There’s nothing really wrong with the story so far, at least what we can make out of it. Our hero, I guess, Nai, an innocent who talks to the point of annoyance about his missing friend Karoku, finds himself tied up in a mansion with a woman on top of him. He’s “rescued” by Gareki, a grumbling, laconic boy who’s there to rob the place. The woman turns into a monster, things blow up, and meanwhile we get quick cuts of other plotlines, including guy pointing a gun at another guy’s temple. That’s part two of the story here, just thrown in as enticement, I suppose. There’s also Hirato and Tsukumo, tailing various people and eventually involving themselves in the train incident that comes next, as do Gareki and Nai, and soon everyone’s interacting and more stuff blows up. In spite of its circus elements this looks like a fairly routine show. Most interesting was that the Circus that Hirato and Tsukumo work for are in the hire of probably bad people. What’s more, the civilization they live in looks nice and oppressive, and how did it get that way? But Gareki and Nai remind me of those guys from No.6, and not in a good way. I’ll see if I want to watch any more next week.
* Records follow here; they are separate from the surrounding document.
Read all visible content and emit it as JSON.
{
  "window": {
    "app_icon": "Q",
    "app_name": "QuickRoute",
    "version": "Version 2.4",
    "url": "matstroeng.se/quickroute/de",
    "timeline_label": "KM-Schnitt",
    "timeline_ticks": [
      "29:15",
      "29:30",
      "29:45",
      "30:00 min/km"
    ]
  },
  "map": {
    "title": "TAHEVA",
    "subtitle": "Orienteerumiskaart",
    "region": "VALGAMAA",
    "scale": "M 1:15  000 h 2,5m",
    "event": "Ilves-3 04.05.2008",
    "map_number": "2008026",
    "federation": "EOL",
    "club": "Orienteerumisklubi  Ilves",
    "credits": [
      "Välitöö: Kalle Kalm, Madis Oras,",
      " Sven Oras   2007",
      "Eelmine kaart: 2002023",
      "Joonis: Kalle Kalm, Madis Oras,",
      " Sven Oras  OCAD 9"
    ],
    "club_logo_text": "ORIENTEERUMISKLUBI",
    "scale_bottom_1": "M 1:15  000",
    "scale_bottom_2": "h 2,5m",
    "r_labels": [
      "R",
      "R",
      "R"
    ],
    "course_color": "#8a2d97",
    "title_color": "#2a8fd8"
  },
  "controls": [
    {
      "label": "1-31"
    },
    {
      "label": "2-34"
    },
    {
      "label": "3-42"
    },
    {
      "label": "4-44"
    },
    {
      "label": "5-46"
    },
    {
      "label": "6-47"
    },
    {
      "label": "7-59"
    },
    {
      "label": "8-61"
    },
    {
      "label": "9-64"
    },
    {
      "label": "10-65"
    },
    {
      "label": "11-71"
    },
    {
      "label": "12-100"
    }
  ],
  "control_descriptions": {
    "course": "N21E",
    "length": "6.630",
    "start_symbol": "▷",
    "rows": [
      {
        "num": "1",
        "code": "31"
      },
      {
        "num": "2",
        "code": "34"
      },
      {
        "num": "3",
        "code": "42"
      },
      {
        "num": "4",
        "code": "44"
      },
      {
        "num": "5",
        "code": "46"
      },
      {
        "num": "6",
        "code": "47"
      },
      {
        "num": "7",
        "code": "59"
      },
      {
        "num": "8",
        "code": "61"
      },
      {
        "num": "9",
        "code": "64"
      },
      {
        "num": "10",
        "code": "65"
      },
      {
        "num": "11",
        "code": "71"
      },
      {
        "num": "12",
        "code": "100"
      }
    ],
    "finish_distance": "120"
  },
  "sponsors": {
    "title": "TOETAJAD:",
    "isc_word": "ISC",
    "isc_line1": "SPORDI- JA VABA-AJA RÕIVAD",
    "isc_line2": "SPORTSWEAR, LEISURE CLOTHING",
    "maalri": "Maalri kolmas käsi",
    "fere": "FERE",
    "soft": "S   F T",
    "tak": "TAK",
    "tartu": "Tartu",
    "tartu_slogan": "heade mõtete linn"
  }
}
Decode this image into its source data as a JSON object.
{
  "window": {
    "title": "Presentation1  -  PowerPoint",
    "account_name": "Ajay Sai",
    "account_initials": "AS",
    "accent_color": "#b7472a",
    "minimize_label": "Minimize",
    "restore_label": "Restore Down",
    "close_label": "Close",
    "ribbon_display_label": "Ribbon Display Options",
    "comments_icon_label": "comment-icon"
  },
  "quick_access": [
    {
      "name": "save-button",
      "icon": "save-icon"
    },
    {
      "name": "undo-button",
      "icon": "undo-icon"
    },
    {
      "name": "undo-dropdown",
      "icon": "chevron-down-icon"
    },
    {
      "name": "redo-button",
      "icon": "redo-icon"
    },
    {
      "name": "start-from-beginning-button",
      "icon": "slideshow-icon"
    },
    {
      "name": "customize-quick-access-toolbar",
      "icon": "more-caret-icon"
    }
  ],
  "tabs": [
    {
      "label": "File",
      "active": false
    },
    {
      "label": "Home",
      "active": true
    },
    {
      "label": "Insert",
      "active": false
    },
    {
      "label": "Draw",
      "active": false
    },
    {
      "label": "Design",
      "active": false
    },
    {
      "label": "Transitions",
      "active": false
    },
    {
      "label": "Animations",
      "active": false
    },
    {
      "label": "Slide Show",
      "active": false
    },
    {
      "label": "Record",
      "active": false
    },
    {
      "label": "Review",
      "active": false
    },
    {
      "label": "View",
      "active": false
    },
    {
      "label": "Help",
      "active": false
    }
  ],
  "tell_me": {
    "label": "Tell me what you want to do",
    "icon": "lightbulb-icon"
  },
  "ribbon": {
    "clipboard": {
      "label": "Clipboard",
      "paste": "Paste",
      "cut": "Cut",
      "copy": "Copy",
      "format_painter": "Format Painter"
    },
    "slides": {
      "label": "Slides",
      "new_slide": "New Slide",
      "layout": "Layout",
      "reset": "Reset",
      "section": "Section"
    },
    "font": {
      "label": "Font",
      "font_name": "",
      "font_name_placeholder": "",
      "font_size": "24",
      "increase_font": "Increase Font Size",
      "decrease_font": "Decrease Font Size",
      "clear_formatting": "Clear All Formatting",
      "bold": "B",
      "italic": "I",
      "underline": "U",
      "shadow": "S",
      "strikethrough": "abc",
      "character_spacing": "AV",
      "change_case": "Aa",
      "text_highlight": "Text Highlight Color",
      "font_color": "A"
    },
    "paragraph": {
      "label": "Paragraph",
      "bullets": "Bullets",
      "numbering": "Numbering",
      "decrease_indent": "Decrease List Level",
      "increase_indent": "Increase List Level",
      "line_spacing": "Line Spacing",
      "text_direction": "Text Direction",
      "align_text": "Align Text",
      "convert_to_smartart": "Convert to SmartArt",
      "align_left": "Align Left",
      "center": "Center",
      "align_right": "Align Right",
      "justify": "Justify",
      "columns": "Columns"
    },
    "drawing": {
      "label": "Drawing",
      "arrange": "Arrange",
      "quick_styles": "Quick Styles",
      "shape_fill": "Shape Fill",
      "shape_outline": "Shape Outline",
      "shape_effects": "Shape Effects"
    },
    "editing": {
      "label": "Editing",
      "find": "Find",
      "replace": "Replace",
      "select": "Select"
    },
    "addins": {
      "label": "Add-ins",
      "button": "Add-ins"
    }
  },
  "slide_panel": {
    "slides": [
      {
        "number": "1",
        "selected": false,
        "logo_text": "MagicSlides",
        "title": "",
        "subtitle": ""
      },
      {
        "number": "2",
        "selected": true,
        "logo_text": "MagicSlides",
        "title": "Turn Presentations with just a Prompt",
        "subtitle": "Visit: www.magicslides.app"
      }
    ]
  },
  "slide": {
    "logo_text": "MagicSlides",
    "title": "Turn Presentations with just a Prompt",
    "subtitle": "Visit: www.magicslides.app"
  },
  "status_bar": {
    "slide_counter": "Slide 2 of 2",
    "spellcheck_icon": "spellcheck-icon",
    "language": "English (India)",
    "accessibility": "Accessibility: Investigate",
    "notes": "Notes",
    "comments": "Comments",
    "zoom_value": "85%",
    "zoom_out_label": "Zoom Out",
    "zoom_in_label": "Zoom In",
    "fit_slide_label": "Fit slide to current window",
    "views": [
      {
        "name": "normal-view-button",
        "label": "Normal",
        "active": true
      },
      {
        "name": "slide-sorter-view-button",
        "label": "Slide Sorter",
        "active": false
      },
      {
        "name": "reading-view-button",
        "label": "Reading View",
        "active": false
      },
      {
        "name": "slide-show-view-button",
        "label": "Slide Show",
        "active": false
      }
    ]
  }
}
Ginga Kikoutai Majestic Prince is a Mecha series where a band of misfit trainees are sent to the front lines and wind up doing heroic things. That part of it is ridiculous. After some battle scenes involving Undina base, being overwhelmed green alien ships we see our team screw up a simple training exercise. Next thing you know they’re being shipped off to that doomed base to delay the enemy while the earthlings evacuate. Is Earth really that desperate for soldiers? And after they get used to their new robot suits (which takes about ten seconds) they’re battling away like seasoned combat veterans. And then it gets more ridiculous. Still, I had fun watching this episode. The characters, especially the kid soldiers, look cartoonish. The first look at a human we get (Undina’s commander) looks like he should be in something for small children. And the kids often behave the same way, with grumbling asides and adolescent emotions, that is, until the battle. The battle, however, looks great, and even if we can’t believe these misfits should be on the front lines, they’re a fun dysfunctional team. I’ll probably drop this soon, but it’s worth another episode.
Hataraku Maou-sama! brings us Satan, the demon king of terror and cruelty and other bad things, escaping his realm as the humans invade and winding up in Tokyo, like one does. I’m not a fan of fish-out-of-water stories, but they make this one mercifully quick by giving Maou (new name) just enough magic power to pull a few strings and then flash-forwarding a few weeks. So now he’s a fry-guy at the local, um, MgRonalds. The challenges he and his lieutenant Alsiel now face are making rent and figuring out how to get back to their own realm, though rent comes first, and the episode’s biggest crisis, apart from being transported to this world in the first place, is whether to use his remaining magic power to repair the fryer and win a sales competition. This setup can’t last as it is. If the series is going to be about how they acclimate it will get dull, and I’ll wonder how he became a demon lord in the first place. But at the end they introduce another transported character, but from the other side. So maybe getting back is going to be a goal in the series after all. Like the other two, worth another look.